Improving the availability and quality of individual-disaggregated survey data: the LSMS experience
Mr. Talip Kilic, Senior Economist, the World Bank
Blending survey and passive data
Ms. Stephanie Eckman, Senior Survey Methodologist, RTI
Managing data quality in CAPI surveys
Ms. Leesha Delatie-Budair, Deputy Director General, Statistical Institute of Jamaica
Why geocoding a sampling frame might prove useful?
Mr. Vincent Loonis, chef de la division des méthodes et des référentiels géographiques, Institut National de la Statistique et des Études Économiques, France
Delivering quality statistics in household surveys through innovations and modern approaches - experiences from the Multiple Indicator Cluster Surveys (MICS)
Mr. Shane M. Khan, Specialist for household surveys and analytics, UNICEF
Innovative methodology to collect information on sensitive and rare events through surveys
Ms. Angela Me, Chief, Research and Trend Analysis Branch, UNODC
Session 4. 4:30 - 6:00pm Household surveys in a Changing Data Landscape: an Agenda for the Future
This last session will be a moderated panel discussion, inviting panellists to reflect on what was presented during the day, giving their views on the overall debate and offering practical recommendations on a way forward.

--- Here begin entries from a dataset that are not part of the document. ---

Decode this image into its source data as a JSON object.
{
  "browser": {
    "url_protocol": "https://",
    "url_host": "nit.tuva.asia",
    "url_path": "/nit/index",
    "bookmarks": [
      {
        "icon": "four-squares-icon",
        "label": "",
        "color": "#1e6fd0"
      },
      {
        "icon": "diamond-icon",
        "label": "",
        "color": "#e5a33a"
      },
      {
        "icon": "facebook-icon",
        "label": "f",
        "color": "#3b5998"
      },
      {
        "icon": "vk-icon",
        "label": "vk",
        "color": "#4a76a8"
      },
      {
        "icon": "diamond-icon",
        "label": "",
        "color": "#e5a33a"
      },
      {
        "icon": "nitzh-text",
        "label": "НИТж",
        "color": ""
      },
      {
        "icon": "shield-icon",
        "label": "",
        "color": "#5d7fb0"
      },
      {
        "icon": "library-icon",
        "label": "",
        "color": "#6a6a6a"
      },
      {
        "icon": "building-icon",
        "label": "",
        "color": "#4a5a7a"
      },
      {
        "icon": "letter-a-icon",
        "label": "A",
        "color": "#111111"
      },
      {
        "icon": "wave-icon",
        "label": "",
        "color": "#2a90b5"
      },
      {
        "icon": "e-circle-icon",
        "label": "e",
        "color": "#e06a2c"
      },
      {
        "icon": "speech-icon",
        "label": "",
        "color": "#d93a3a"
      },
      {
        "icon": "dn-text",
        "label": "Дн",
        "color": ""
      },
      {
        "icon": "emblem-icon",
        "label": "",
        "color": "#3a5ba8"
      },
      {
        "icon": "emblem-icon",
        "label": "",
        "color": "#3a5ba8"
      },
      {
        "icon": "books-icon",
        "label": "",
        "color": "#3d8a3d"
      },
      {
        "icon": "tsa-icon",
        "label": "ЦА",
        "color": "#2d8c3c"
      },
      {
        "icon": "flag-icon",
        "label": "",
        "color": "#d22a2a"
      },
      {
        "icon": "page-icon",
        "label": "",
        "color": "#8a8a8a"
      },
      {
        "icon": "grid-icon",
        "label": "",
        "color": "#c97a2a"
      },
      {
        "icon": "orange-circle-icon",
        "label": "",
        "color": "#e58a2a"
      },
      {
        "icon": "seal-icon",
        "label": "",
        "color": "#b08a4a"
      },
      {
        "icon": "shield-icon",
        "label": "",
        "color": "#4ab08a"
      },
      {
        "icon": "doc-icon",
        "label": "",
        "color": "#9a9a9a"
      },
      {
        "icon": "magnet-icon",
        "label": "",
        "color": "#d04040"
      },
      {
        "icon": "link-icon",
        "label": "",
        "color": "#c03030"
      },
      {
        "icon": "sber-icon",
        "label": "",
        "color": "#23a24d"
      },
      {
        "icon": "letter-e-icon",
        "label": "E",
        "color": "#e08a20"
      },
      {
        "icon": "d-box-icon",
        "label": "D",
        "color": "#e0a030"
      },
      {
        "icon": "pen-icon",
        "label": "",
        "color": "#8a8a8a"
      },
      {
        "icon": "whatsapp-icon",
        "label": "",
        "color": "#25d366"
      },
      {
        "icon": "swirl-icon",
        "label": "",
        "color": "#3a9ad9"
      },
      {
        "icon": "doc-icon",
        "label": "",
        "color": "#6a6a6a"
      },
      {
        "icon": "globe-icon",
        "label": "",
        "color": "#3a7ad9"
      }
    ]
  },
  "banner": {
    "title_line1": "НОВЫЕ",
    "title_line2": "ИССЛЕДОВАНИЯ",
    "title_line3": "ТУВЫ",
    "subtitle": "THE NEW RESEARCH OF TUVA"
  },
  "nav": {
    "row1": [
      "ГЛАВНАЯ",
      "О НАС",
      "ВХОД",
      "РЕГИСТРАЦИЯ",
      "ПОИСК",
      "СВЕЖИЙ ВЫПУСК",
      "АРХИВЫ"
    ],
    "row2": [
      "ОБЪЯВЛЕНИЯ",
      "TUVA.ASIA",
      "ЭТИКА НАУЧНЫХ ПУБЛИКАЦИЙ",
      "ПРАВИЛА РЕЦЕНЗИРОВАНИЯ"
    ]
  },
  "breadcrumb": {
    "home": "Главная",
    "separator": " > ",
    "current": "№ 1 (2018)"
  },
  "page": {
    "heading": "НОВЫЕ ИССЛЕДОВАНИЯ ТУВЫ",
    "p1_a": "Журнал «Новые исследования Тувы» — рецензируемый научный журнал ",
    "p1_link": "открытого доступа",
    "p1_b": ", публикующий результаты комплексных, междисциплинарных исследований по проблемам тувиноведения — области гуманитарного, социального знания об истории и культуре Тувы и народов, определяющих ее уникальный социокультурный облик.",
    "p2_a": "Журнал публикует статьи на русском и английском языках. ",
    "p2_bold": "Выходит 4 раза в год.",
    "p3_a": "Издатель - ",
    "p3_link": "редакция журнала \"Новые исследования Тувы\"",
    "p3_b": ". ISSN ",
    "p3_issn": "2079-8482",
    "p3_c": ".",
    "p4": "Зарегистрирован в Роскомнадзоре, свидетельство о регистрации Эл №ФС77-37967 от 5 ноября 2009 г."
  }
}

Specifically, the panellists will be asked to reflect on (1) scalable solutions to increase the value of household surveys at the national, regional and global level, especially in responding to the SDG data requirement; (2) strategies to ensure an equitable diffusion and adoption of innovation in less developed countries; (3) priorities for activities at the global level for short- and medium-terms.
- Moderator: Mr. Stefan Schweinfest, Director, United Nations Statistics Division
Mr. Samuel Annim, Government Statistician, Ghana Statistical Service
Mr. Andy Tatem, Professor, WorldPop, University of Southampton
Mr. Rolando Ocampo, Director, Statistics Division, Economic Commission for Latin America and the Caribbean
Ms. Haishan Fu, Director, Development Data Group, the World Bank
Mr. Neil Jackson, Chief Statistician, Department for International Development (DFID), United Kingdom
1 "Out of a total of 232 SDG indicators, 80 indicators were identified as obtainable from household surveys", even if currently not all of them are collected using this data source. Achieving the Full Potential of Household Surveys in the SDG Era, Background document, Statistical Commission item 4c, 2019